→ Task instructions: Retype every record below exactly as it is written.

→ Data in this exercise:
=== Section Start ===
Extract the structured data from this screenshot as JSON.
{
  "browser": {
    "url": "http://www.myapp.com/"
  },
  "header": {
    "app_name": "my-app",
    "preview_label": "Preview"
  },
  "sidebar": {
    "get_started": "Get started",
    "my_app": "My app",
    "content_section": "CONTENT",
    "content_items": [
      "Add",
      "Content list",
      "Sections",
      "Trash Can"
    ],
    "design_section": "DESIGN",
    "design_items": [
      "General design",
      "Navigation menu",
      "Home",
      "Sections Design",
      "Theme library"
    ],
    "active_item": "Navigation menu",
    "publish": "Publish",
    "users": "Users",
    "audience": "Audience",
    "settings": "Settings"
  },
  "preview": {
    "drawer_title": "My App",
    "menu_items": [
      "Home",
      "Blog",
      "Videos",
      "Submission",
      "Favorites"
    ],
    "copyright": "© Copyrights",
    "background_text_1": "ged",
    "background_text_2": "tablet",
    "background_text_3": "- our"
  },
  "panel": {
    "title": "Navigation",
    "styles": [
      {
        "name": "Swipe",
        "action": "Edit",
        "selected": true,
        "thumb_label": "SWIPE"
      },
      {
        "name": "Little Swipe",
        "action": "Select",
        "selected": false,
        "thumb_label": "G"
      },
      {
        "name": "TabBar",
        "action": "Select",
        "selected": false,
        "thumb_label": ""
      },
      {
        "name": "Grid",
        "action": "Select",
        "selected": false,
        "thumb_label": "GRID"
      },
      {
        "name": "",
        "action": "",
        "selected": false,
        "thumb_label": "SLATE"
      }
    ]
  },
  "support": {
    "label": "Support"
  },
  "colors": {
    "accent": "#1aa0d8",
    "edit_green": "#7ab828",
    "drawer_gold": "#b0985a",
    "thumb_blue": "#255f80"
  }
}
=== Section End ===
→ Answer to the problem:
Extract the structured data from this screenshot as JSON.
{
  "browser": {
    "url": "http://www.myapp.com/"
  },
  "header": {
    "app_name": "my-app",
    "preview_label": "Preview"
  },
  "sidebar": {
    "get_started": "Get started",
    "my_app": "My app",
    "content_section": "CONTENT",
    "content_items": [
      "Add",
      "Content list",
      "Sections",
      "Trash Can"
    ],
    "design_section": "DESIGN",
    "design_items": [
      "General design",
      "Navigation menu",
      "Home",
      "Sections Design",
      "Theme library"
    ],
    "active_item": "Navigation menu",
    "publish": "Publish",
    "users": "Users",
    "audience": "Audience",
    "settings": "Settings"
  },
  "preview": {
    "drawer_title": "My App",
    "menu_items": [
      "Home",
      "Blog",
      "Videos",
      "Submission",
      "Favorites"
    ],
    "copyright": "© Copyrights",
    "background_text_1": "ged",
    "background_text_2": "tablet",
    "background_text_3": "- our"
  },
  "panel": {
    "title": "Navigation",
    "styles": [
      {
        "name": "Swipe",
        "action": "Edit",
        "selected": true,
        "thumb_label": "SWIPE"
      },
      {
        "name": "Little Swipe",
        "action": "Select",
        "selected": false,
        "thumb_label": "G"
      },
      {
        "name": "TabBar",
        "action": "Select",
        "selected": false,
        "thumb_label": ""
      },
      {
        "name": "Grid",
        "action": "Select",
        "selected": false,
        "thumb_label": "GRID"
      },
      {
        "name": "",
        "action": "",
        "selected": false,
        "thumb_label": "SLATE"
      }
    ]
  },
  "support": {
    "label": "Support"
  },
  "colors": {
    "accent": "#1aa0d8",
    "edit_green": "#7ab828",
    "drawer_gold": "#b0985a",
    "thumb_blue": "#255f80"
  }
}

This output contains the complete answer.